> _AIM OF THE TASK_
Scan the lines below for "true" and copy the matches.

> _STORED DATA_
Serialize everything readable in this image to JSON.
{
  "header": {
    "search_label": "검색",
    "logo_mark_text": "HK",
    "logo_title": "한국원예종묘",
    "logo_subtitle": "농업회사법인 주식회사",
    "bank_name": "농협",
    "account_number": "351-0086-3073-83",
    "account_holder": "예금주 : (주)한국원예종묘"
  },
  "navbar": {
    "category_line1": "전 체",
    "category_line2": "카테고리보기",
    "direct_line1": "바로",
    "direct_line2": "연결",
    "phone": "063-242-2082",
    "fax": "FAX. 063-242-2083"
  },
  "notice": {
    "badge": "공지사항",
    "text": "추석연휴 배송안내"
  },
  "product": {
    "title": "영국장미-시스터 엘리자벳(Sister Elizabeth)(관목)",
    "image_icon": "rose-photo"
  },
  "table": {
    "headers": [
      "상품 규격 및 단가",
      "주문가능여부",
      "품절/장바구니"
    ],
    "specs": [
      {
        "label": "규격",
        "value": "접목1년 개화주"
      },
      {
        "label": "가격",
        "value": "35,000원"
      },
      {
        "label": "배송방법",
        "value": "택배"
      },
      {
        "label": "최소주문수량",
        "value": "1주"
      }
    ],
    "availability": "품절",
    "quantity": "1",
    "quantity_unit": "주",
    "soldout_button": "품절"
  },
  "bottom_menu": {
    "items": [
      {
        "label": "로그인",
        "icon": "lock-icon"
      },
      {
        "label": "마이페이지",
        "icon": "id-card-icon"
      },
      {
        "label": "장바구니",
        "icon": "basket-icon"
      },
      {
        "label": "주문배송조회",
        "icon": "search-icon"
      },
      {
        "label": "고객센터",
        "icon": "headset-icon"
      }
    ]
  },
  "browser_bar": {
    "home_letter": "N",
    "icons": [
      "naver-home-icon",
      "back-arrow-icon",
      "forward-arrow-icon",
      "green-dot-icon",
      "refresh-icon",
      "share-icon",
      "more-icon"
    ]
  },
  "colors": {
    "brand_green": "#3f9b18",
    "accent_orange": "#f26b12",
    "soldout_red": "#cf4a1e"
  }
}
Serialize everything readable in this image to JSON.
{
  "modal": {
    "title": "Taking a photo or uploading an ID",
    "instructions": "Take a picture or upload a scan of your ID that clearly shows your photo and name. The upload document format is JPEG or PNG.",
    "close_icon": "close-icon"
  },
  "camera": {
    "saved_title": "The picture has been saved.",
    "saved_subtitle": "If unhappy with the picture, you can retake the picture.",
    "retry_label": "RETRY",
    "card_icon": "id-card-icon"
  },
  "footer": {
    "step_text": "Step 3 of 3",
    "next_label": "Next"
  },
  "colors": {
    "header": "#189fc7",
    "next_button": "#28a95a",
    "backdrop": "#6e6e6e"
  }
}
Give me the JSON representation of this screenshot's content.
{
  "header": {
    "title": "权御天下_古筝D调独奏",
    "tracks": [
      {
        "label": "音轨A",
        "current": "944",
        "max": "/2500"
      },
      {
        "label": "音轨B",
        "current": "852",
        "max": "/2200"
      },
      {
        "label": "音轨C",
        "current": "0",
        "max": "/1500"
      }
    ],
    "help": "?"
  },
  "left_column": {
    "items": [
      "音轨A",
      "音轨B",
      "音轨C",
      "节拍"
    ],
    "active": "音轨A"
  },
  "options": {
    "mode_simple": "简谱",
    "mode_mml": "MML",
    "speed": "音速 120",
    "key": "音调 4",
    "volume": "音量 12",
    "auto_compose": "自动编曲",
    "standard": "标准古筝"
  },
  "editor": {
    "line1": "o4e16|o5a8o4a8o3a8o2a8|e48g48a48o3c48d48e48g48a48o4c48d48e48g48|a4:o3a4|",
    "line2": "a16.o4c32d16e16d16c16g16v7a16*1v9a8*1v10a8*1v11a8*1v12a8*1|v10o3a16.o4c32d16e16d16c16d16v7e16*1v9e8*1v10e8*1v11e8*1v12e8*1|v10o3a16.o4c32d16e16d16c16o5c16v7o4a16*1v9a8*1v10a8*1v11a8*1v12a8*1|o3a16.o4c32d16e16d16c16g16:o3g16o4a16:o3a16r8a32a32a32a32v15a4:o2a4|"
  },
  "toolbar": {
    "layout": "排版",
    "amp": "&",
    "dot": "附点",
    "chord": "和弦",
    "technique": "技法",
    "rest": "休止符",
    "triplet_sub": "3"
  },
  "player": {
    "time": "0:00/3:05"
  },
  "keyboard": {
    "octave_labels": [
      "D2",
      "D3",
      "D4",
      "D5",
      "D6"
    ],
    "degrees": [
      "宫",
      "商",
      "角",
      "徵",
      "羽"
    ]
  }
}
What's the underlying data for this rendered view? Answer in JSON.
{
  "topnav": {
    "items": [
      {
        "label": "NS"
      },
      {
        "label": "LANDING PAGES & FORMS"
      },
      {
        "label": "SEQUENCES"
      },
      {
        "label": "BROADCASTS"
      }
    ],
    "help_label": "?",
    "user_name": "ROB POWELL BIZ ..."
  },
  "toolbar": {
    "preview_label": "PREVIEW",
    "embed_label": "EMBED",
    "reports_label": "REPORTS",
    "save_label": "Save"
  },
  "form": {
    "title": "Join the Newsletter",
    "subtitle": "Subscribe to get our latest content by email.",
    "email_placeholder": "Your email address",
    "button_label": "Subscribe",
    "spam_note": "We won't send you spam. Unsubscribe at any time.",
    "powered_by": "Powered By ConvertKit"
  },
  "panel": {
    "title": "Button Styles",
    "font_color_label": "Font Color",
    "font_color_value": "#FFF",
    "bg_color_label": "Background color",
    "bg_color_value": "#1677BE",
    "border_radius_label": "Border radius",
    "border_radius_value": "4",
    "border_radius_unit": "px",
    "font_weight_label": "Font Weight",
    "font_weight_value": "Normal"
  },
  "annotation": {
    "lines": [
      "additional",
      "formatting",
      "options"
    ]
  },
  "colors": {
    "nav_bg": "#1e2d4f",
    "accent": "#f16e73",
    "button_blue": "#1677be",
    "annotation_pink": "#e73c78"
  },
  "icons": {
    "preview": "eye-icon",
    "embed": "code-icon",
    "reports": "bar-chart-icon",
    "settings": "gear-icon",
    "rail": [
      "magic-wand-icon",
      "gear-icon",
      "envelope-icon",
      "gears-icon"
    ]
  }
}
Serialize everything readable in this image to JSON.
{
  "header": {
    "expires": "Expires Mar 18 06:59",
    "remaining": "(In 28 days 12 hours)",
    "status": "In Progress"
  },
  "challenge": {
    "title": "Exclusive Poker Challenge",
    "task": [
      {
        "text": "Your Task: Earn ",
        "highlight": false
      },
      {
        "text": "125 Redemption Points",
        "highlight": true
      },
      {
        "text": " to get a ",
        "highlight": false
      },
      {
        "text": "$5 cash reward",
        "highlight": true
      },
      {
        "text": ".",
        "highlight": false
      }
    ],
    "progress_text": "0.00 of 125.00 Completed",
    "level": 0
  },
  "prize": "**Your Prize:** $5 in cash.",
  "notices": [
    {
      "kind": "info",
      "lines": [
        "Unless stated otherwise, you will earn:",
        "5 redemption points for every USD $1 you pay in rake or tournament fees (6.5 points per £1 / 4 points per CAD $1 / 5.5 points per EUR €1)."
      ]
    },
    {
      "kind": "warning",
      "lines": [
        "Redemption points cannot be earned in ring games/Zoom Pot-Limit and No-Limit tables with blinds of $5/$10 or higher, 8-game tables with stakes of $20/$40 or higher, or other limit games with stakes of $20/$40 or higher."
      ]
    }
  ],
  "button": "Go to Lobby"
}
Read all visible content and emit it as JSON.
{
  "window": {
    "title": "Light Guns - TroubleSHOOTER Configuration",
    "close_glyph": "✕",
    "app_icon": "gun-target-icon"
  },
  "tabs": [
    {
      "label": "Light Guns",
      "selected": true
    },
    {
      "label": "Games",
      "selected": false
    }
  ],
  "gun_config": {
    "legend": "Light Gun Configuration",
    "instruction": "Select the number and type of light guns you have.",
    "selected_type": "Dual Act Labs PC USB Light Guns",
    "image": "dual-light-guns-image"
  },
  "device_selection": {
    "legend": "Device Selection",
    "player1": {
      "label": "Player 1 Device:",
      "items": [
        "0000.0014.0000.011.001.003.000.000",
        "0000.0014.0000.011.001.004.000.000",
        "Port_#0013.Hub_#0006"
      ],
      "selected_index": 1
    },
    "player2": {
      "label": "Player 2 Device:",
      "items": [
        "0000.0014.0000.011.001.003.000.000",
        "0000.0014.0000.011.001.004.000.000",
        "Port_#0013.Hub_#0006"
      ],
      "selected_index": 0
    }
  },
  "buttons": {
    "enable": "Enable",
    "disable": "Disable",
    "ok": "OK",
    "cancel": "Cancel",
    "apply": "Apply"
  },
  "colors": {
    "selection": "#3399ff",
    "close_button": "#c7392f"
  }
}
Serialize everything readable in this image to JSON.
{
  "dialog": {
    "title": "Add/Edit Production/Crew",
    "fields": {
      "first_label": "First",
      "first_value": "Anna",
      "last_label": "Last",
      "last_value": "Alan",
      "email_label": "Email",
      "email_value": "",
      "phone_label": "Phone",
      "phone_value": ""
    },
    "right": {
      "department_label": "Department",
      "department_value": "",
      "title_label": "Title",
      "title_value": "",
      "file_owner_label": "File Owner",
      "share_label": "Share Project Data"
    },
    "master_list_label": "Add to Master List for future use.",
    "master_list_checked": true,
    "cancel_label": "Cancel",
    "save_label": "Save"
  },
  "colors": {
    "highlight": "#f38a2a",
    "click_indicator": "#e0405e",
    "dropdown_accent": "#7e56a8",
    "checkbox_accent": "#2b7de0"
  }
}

> _RESULT FOR THIS EXERCISE_
        "highlight": true
        "highlight": true
      "selected": true
    "master_list_checked": true,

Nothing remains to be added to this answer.